What needs to be done:
Every line containing the string "Tutorial" is to be copied from the records.

(The input)

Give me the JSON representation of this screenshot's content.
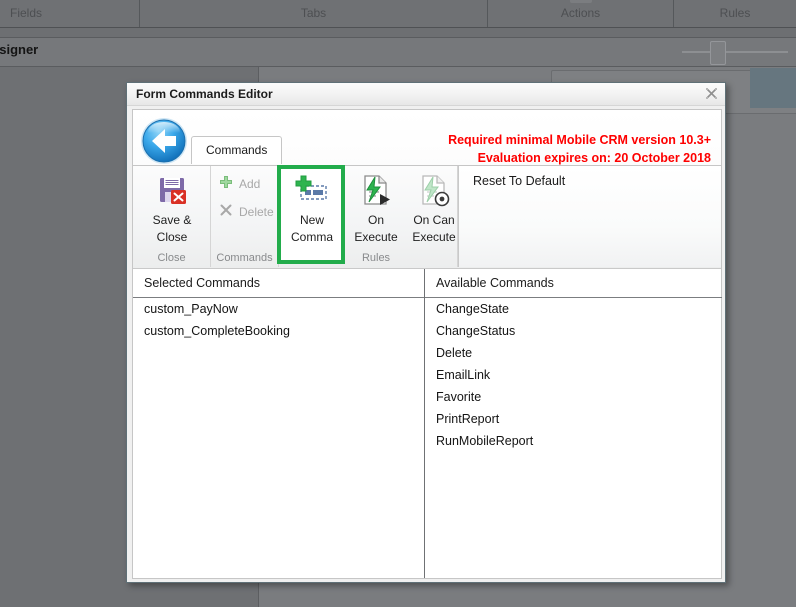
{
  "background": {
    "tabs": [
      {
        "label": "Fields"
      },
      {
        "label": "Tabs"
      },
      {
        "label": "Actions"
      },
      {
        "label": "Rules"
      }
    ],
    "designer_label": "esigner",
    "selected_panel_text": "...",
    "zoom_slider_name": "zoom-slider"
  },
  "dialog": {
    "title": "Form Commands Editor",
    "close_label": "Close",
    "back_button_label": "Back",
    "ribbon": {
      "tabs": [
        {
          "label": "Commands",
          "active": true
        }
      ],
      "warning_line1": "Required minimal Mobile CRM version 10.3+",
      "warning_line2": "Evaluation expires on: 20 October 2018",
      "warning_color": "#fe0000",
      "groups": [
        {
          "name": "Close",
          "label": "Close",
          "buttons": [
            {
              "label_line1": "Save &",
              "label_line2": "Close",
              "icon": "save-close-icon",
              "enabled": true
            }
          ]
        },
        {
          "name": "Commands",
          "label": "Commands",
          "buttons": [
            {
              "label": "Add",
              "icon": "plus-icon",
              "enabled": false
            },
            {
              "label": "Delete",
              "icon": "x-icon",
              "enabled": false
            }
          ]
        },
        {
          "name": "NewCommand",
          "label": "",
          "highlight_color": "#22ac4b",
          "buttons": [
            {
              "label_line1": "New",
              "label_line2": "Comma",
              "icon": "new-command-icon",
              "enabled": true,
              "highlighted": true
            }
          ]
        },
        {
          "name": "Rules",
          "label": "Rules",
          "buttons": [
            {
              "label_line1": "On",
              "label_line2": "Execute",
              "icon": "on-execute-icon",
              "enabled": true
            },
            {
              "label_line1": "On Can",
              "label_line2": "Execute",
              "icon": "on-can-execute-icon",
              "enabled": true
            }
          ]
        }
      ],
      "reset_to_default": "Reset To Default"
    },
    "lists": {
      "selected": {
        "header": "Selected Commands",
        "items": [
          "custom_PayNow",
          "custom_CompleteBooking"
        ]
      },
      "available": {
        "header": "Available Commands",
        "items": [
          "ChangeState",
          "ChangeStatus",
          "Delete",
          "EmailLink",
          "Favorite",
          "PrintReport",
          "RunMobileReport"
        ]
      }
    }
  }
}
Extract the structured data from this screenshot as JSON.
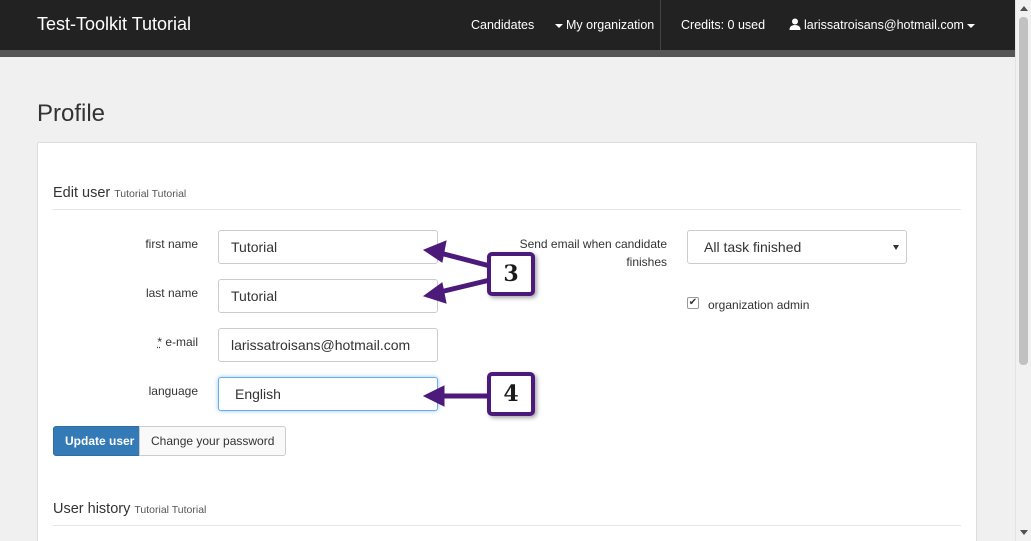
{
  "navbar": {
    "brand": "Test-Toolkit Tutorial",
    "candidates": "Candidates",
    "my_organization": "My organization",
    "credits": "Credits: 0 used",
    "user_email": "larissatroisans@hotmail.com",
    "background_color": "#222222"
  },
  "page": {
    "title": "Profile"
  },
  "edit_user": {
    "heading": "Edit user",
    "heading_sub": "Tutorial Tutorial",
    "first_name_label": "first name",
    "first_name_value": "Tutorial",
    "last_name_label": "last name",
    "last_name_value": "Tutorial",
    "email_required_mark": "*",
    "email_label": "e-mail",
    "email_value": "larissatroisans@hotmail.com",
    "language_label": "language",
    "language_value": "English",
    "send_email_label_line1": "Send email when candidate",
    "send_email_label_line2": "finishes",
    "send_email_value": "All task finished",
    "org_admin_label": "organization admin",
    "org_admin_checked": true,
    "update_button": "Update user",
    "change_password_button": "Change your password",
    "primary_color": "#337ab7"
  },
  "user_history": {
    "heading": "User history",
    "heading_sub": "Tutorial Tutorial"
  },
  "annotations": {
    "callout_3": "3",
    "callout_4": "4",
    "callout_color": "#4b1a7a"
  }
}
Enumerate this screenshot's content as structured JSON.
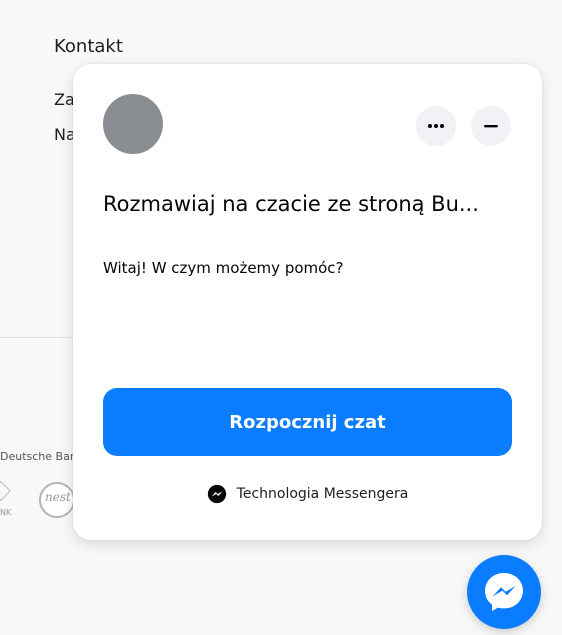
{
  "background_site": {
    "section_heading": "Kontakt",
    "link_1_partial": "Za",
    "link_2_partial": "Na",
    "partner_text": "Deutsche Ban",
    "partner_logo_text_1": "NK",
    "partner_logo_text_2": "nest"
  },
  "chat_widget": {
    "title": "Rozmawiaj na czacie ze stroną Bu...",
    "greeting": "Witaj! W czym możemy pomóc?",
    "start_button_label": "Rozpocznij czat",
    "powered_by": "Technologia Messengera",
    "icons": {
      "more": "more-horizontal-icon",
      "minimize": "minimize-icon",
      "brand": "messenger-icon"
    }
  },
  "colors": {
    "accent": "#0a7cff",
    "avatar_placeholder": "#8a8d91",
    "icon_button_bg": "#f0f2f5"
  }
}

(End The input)

Answer to the exercise:
    "brand": "Test-Toolkit Tutorial",
    "heading_sub": "Tutorial Tutorial",
    "first_name_value": "Tutorial",
    "last_name_value": "Tutorial",
    "heading_sub": "Tutorial Tutorial"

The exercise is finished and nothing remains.